TASK BRIEF:
Please print each record below exactly as it is written.

DATA RECORDS:
□ □ □

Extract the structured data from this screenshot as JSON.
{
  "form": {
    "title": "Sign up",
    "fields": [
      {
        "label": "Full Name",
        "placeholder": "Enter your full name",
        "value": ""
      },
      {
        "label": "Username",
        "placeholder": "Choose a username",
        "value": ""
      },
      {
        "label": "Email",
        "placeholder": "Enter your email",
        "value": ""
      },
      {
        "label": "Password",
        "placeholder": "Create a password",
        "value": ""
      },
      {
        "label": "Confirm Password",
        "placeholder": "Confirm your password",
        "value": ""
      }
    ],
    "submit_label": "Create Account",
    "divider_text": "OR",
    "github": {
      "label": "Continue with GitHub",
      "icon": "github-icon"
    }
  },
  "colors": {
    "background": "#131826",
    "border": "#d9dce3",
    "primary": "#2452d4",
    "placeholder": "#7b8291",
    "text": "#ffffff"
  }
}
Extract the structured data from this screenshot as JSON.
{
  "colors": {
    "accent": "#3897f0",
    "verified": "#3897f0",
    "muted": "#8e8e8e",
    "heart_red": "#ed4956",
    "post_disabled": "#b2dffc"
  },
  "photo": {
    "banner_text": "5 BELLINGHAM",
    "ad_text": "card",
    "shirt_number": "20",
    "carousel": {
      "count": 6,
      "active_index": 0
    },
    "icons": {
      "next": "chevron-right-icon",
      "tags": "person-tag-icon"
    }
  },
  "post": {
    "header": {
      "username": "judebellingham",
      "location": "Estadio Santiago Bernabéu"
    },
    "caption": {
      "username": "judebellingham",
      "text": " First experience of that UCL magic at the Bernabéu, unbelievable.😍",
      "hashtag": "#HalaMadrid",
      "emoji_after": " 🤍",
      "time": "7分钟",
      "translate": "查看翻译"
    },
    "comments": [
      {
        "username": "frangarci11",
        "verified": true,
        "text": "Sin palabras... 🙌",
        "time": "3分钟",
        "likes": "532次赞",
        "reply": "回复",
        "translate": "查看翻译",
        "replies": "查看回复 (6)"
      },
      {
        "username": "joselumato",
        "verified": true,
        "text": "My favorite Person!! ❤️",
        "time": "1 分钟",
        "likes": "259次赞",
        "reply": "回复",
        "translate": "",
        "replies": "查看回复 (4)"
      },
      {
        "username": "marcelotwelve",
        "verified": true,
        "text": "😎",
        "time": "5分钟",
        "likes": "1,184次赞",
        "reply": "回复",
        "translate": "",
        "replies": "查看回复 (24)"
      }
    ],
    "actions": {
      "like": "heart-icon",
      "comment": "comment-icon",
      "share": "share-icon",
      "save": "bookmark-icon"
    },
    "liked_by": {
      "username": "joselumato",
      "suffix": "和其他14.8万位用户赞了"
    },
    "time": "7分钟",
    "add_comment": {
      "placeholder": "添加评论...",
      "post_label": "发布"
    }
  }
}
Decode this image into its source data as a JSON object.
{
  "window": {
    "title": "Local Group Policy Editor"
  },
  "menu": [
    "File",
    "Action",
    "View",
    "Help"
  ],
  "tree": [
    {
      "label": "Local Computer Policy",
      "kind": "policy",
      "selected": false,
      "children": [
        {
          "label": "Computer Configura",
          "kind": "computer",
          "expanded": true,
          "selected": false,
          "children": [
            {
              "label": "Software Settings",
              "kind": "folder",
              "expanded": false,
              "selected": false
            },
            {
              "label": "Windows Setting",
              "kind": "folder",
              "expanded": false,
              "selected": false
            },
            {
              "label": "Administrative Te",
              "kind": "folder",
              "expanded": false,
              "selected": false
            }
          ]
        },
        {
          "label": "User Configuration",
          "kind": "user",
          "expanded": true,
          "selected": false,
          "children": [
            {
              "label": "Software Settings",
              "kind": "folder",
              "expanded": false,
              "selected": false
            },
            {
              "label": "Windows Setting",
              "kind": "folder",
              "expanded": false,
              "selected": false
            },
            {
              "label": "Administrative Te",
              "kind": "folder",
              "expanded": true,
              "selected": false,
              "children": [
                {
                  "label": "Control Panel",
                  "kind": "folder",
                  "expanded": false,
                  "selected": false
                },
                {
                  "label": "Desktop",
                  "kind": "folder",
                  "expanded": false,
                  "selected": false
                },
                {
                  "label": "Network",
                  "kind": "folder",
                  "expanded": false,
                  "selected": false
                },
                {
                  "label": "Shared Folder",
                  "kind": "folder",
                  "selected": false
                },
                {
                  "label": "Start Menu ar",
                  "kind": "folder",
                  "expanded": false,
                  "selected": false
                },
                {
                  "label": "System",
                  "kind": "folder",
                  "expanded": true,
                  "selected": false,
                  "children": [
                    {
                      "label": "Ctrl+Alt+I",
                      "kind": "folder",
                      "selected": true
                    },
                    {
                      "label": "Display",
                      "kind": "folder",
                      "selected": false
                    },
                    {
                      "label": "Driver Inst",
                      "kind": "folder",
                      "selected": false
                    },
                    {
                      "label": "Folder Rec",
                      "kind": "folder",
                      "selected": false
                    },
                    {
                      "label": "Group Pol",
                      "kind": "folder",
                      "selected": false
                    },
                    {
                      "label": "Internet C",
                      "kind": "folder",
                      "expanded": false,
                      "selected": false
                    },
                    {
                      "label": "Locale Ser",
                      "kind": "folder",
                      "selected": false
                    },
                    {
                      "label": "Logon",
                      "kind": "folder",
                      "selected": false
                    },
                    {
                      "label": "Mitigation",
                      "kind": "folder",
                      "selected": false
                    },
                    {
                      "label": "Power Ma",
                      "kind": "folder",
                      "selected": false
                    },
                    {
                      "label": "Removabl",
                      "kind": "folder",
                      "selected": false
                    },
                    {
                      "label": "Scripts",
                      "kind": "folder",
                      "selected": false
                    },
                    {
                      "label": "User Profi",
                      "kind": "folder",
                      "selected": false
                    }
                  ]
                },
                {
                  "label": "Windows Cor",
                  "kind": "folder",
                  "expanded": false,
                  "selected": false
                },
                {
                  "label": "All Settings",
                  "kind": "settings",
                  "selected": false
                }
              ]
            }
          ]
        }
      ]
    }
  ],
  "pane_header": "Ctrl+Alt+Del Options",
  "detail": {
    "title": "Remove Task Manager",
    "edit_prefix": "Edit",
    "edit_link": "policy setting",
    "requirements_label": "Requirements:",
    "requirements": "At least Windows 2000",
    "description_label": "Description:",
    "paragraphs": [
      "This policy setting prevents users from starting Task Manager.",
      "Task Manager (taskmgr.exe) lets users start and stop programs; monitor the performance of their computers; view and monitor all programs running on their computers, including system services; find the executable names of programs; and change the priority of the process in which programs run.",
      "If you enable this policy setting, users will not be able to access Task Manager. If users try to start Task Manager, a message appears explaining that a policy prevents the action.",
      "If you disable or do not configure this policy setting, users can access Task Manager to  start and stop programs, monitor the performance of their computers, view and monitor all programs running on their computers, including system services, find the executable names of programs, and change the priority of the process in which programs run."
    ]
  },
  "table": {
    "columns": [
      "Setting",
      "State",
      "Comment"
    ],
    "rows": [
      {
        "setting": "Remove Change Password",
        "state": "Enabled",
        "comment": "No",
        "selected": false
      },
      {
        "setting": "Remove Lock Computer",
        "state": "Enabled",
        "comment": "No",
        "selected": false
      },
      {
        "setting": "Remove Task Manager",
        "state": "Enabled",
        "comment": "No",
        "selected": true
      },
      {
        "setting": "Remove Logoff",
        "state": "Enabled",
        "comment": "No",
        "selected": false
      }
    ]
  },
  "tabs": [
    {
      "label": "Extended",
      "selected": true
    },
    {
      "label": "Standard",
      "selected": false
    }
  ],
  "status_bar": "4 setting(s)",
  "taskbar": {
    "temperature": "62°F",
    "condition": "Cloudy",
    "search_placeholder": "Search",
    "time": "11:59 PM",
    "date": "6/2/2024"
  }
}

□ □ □

WRITTEN RESPONSE:
Extract the structured data from this screenshot as JSON.
{
  "form": {
    "title": "Sign up",
    "fields": [
      {
        "label": "Full Name",
        "placeholder": "Enter your full name",
        "value": ""
      },
      {
        "label": "Username",
        "placeholder": "Choose a username",
        "value": ""
      },
      {
        "label": "Email",
        "placeholder": "Enter your email",
        "value": ""
      },
      {
        "label": "Password",
        "placeholder": "Create a password",
        "value": ""
      },
      {
        "label": "Confirm Password",
        "placeholder": "Confirm your password",
        "value": ""
      }
    ],
    "submit_label": "Create Account",
    "divider_text": "OR",
    "github": {
      "label": "Continue with GitHub",
      "icon": "github-icon"
    }
  },
  "colors": {
    "background": "#131826",
    "border": "#d9dce3",
    "primary": "#2452d4",
    "placeholder": "#7b8291",
    "text": "#ffffff"
  }
}
Extract the structured data from this screenshot as JSON.
{
  "colors": {
    "accent": "#3897f0",
    "verified": "#3897f0",
    "muted": "#8e8e8e",
    "heart_red": "#ed4956",
    "post_disabled": "#b2dffc"
  },
  "photo": {
    "banner_text": "5 BELLINGHAM",
    "ad_text": "card",
    "shirt_number": "20",
    "carousel": {
      "count": 6,
      "active_index": 0
    },
    "icons": {
      "next": "chevron-right-icon",
      "tags": "person-tag-icon"
    }
  },
  "post": {
    "header": {
      "username": "judebellingham",
      "location": "Estadio Santiago Bernabéu"
    },
    "caption": {
      "username": "judebellingham",
      "text": " First experience of that UCL magic at the Bernabéu, unbelievable.😍",
      "hashtag": "#HalaMadrid",
      "emoji_after": " 🤍",
      "time": "7分钟",
      "translate": "查看翻译"
    },
    "comments": [
      {
        "username": "frangarci11",
        "verified": true,
        "text": "Sin palabras... 🙌",
        "time": "3分钟",
        "likes": "532次赞",
        "reply": "回复",
        "translate": "查看翻译",
        "replies": "查看回复 (6)"
      },
      {
        "username": "joselumato",
        "verified": true,
        "text": "My favorite Person!! ❤️",
        "time": "1 分钟",
        "likes": "259次赞",
        "reply": "回复",
        "translate": "",
        "replies": "查看回复 (4)"
      },
      {
        "username": "marcelotwelve",
        "verified": true,
        "text": "😎",
        "time": "5分钟",
        "likes": "1,184次赞",
        "reply": "回复",
        "translate": "",
        "replies": "查看回复 (24)"
      }
    ],
    "actions": {
      "like": "heart-icon",
      "comment": "comment-icon",
      "share": "share-icon",
      "save": "bookmark-icon"
    },
    "liked_by": {
      "username": "joselumato",
      "suffix": "和其他14.8万位用户赞了"
    },
    "time": "7分钟",
    "add_comment": {
      "placeholder": "添加评论...",
      "post_label": "发布"
    }
  }
}
Decode this image into its source data as a JSON object.
{
  "window": {
    "title": "Local Group Policy Editor"
  },
  "menu": [
    "File",
    "Action",
    "View",
    "Help"
  ],
  "tree": [
    {
      "label": "Local Computer Policy",
      "kind": "policy",
      "selected": false,
      "children": [
        {
          "label": "Computer Configura",
          "kind": "computer",
          "expanded": true,
          "selected": false,
          "children": [
            {
              "label": "Software Settings",
              "kind": "folder",
              "expanded": false,
              "selected": false
            },
            {
              "label": "Windows Setting",
              "kind": "folder",
              "expanded": false,
              "selected": false
            },
            {
              "label": "Administrative Te",
              "kind": "folder",
              "expanded": false,
              "selected": false
            }
          ]
        },
        {
          "label": "User Configuration",
          "kind": "user",
          "expanded": true,
          "selected": false,
          "children": [
            {
              "label": "Software Settings",
              "kind": "folder",
              "expanded": false,
              "selected": false
            },
            {
              "label": "Windows Setting",
              "kind": "folder",
              "expanded": false,
              "selected": false
            },
            {
              "label": "Administrative Te",
              "kind": "folder",
              "expanded": true,
              "selected": false,
              "children": [
                {
                  "label": "Control Panel",
                  "kind": "folder",
                  "expanded": false,
                  "selected": false
                },
                {
                  "label": "Desktop",
                  "kind": "folder",
                  "expanded": false,
                  "selected": false
                },
                {
                  "label": "Network",
                  "kind": "folder",
                  "expanded": false,
                  "selected": false
                },
                {
                  "label": "Shared Folder",
                  "kind": "folder",
                  "selected": false
                },
                {
                  "label": "Start Menu ar",
                  "kind": "folder",
                  "expanded": false,
                  "selected": false
                },
                {
                  "label": "System",
                  "kind": "folder",
                  "expanded": true,
                  "selected": false,
                  "children": [
                    {
                      "label": "Ctrl+Alt+I",
                      "kind": "folder",
                      "selected": true
                    },
                    {
                      "label": "Display",
                      "kind": "folder",
                      "selected": false
                    },
                    {
                      "label": "Driver Inst",
                      "kind": "folder",
                      "selected": false
                    },
                    {
                      "label": "Folder Rec",
                      "kind": "folder",
                      "selected": false
                    },
                    {
                      "label": "Group Pol",
                      "kind": "folder",
                      "selected": false
                    },
                    {
                      "label": "Internet C",
                      "kind": "folder",
                      "expanded": false,
                      "selected": false
                    },
                    {
                      "label": "Locale Ser",
                      "kind": "folder",
                      "selected": false
                    },
                    {
                      "label": "Logon",
                      "kind": "folder",
                      "selected": false
                    },
                    {
                      "label": "Mitigation",
                      "kind": "folder",
                      "selected": false
                    },
                    {
                      "label": "Power Ma",
                      "kind": "folder",
                      "selected": false
                    },
                    {
                      "label": "Removabl",
                      "kind": "folder",
                      "selected": false
                    },
                    {
                      "label": "Scripts",
                      "kind": "folder",
                      "selected": false
                    },
                    {
                      "label": "User Profi",
                      "kind": "folder",
                      "selected": false
                    }
                  ]
                },
                {
                  "label": "Windows Cor",
                  "kind": "folder",
                  "expanded": false,
                  "selected": false
                },
                {
                  "label": "All Settings",
                  "kind": "settings",
                  "selected": false
                }
              ]
            }
          ]
        }
      ]
    }
  ],
  "pane_header": "Ctrl+Alt+Del Options",
  "detail": {
    "title": "Remove Task Manager",
    "edit_prefix": "Edit",
    "edit_link": "policy setting",
    "requirements_label": "Requirements:",
    "requirements": "At least Windows 2000",
    "description_label": "Description:",
    "paragraphs": [
      "This policy setting prevents users from starting Task Manager.",
      "Task Manager (taskmgr.exe) lets users start and stop programs; monitor the performance of their computers; view and monitor all programs running on their computers, including system services; find the executable names of programs; and change the priority of the process in which programs run.",
      "If you enable this policy setting, users will not be able to access Task Manager. If users try to start Task Manager, a message appears explaining that a policy prevents the action.",
      "If you disable or do not configure this policy setting, users can access Task Manager to  start and stop programs, monitor the performance of their computers, view and monitor all programs running on their computers, including system services, find the executable names of programs, and change the priority of the process in which programs run."
    ]
  },
  "table": {
    "columns": [
      "Setting",
      "State",
      "Comment"
    ],
    "rows": [
      {
        "setting": "Remove Change Password",
        "state": "Enabled",
        "comment": "No",
        "selected": false
      },
      {
        "setting": "Remove Lock Computer",
        "state": "Enabled",
        "comment": "No",
        "selected": false
      },
      {
        "setting": "Remove Task Manager",
        "state": "Enabled",
        "comment": "No",
        "selected": true
      },
      {
        "setting": "Remove Logoff",
        "state": "Enabled",
        "comment": "No",
        "selected": false
      }
    ]
  },
  "tabs": [
    {
      "label": "Extended",
      "selected": true
    },
    {
      "label": "Standard",
      "selected": false
    }
  ],
  "status_bar": "4 setting(s)",
  "taskbar": {
    "temperature": "62°F",
    "condition": "Cloudy",
    "search_placeholder": "Search",
    "time": "11:59 PM",
    "date": "6/2/2024"
  }
}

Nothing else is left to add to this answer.